**PROBLEM DESCRIPTION**
Reproduce all the material verbatim, down to the last line.
┌─ DATA FOR THIS TASK
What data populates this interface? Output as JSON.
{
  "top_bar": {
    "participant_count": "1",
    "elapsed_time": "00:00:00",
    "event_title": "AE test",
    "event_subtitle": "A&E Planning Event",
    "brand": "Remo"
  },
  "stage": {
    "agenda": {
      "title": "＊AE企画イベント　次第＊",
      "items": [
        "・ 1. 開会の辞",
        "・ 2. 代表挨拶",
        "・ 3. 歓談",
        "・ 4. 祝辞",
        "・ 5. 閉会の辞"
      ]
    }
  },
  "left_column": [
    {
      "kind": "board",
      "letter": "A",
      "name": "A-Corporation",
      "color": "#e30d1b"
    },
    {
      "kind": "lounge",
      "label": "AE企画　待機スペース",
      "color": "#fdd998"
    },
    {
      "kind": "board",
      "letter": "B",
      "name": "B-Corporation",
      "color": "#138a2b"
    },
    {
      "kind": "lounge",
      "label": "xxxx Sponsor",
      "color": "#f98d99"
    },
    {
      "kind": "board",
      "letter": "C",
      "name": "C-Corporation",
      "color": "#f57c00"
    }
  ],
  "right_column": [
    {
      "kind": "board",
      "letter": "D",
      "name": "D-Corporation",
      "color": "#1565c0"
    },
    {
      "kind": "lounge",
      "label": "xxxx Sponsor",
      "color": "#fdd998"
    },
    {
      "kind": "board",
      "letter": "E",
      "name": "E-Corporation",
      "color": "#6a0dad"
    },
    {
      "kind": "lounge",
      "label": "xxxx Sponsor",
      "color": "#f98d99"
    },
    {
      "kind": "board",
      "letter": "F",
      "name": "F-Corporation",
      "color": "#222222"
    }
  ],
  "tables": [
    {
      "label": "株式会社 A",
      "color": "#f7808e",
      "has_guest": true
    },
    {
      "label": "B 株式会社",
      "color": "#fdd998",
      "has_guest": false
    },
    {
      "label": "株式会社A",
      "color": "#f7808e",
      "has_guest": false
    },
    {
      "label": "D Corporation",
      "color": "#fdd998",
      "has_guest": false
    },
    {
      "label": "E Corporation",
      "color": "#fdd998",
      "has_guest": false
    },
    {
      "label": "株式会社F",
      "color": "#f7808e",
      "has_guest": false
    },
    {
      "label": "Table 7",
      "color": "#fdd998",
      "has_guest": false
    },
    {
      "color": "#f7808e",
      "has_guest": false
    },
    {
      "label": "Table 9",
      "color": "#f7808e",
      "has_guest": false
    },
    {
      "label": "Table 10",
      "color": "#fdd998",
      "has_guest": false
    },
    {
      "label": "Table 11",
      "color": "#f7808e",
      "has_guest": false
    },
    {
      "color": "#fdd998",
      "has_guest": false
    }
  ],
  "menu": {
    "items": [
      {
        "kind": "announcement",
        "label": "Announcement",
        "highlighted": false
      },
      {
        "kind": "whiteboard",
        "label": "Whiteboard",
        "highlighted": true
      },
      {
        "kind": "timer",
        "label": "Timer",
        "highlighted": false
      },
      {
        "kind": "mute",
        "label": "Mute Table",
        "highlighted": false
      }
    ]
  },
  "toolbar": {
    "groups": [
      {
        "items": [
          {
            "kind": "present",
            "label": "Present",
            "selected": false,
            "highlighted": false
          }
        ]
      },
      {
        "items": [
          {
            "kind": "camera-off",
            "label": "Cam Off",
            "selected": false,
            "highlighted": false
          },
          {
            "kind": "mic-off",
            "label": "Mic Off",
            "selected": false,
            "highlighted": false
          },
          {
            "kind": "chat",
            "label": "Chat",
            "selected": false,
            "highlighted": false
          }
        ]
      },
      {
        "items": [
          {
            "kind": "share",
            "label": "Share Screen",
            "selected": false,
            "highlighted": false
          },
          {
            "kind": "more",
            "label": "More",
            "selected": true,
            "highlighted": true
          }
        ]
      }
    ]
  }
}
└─
**YOUR RESPONSE**
What data populates this interface? Output as JSON.
{
  "top_bar": {
    "participant_count": "1",
    "elapsed_time": "00:00:00",
    "event_title": "AE test",
    "event_subtitle": "A&E Planning Event",
    "brand": "Remo"
  },
  "stage": {
    "agenda": {
      "title": "＊AE企画イベント　次第＊",
      "items": [
        "・ 1. 開会の辞",
        "・ 2. 代表挨拶",
        "・ 3. 歓談",
        "・ 4. 祝辞",
        "・ 5. 閉会の辞"
      ]
    }
  },
  "left_column": [
    {
      "kind": "board",
      "letter": "A",
      "name": "A-Corporation",
      "color": "#e30d1b"
    },
    {
      "kind": "lounge",
      "label": "AE企画　待機スペース",
      "color": "#fdd998"
    },
    {
      "kind": "board",
      "letter": "B",
      "name": "B-Corporation",
      "color": "#138a2b"
    },
    {
      "kind": "lounge",
      "label": "xxxx Sponsor",
      "color": "#f98d99"
    },
    {
      "kind": "board",
      "letter": "C",
      "name": "C-Corporation",
      "color": "#f57c00"
    }
  ],
  "right_column": [
    {
      "kind": "board",
      "letter": "D",
      "name": "D-Corporation",
      "color": "#1565c0"
    },
    {
      "kind": "lounge",
      "label": "xxxx Sponsor",
      "color": "#fdd998"
    },
    {
      "kind": "board",
      "letter": "E",
      "name": "E-Corporation",
      "color": "#6a0dad"
    },
    {
      "kind": "lounge",
      "label": "xxxx Sponsor",
      "color": "#f98d99"
    },
    {
      "kind": "board",
      "letter": "F",
      "name": "F-Corporation",
      "color": "#222222"
    }
  ],
  "tables": [
    {
      "label": "株式会社 A",
      "color": "#f7808e",
      "has_guest": true
    },
    {
      "label": "B 株式会社",
      "color": "#fdd998",
      "has_guest": false
    },
    {
      "label": "株式会社A",
      "color": "#f7808e",
      "has_guest": false
    },
    {
      "label": "D Corporation",
      "color": "#fdd998",
      "has_guest": false
    },
    {
      "label": "E Corporation",
      "color": "#fdd998",
      "has_guest": false
    },
    {
      "label": "株式会社F",
      "color": "#f7808e",
      "has_guest": false
    },
    {
      "label": "Table 7",
      "color": "#fdd998",
      "has_guest": false
    },
    {
      "color": "#f7808e",
      "has_guest": false
    },
    {
      "label": "Table 9",
      "color": "#f7808e",
      "has_guest": false
    },
    {
      "label": "Table 10",
      "color": "#fdd998",
      "has_guest": false
    },
    {
      "label": "Table 11",
      "color": "#f7808e",
      "has_guest": false
    },
    {
      "color": "#fdd998",
      "has_guest": false
    }
  ],
  "menu": {
    "items": [
      {
        "kind": "announcement",
        "label": "Announcement",
        "highlighted": false
      },
      {
        "kind": "whiteboard",
        "label": "Whiteboard",
        "highlighted": true
      },
      {
        "kind": "timer",
        "label": "Timer",
        "highlighted": false
      },
      {
        "kind": "mute",
        "label": "Mute Table",
        "highlighted": false
      }
    ]
  },
  "toolbar": {
    "groups": [
      {
        "items": [
          {
            "kind": "present",
            "label": "Present",
            "selected": false,
            "highlighted": false
          }
        ]
      },
      {
        "items": [
          {
            "kind": "camera-off",
            "label": "Cam Off",
            "selected": false,
            "highlighted": false
          },
          {
            "kind": "mic-off",
            "label": "Mic Off",
            "selected": false,
            "highlighted": false
          },
          {
            "kind": "chat",
            "label": "Chat",
            "selected": false,
            "highlighted": false
          }
        ]
      },
      {
        "items": [
          {
            "kind": "share",
            "label": "Share Screen",
            "selected": false,
            "highlighted": false
          },
          {
            "kind": "more",
            "label": "More",
            "selected": true,
            "highlighted": true
          }
        ]
      }
    ]
  }
}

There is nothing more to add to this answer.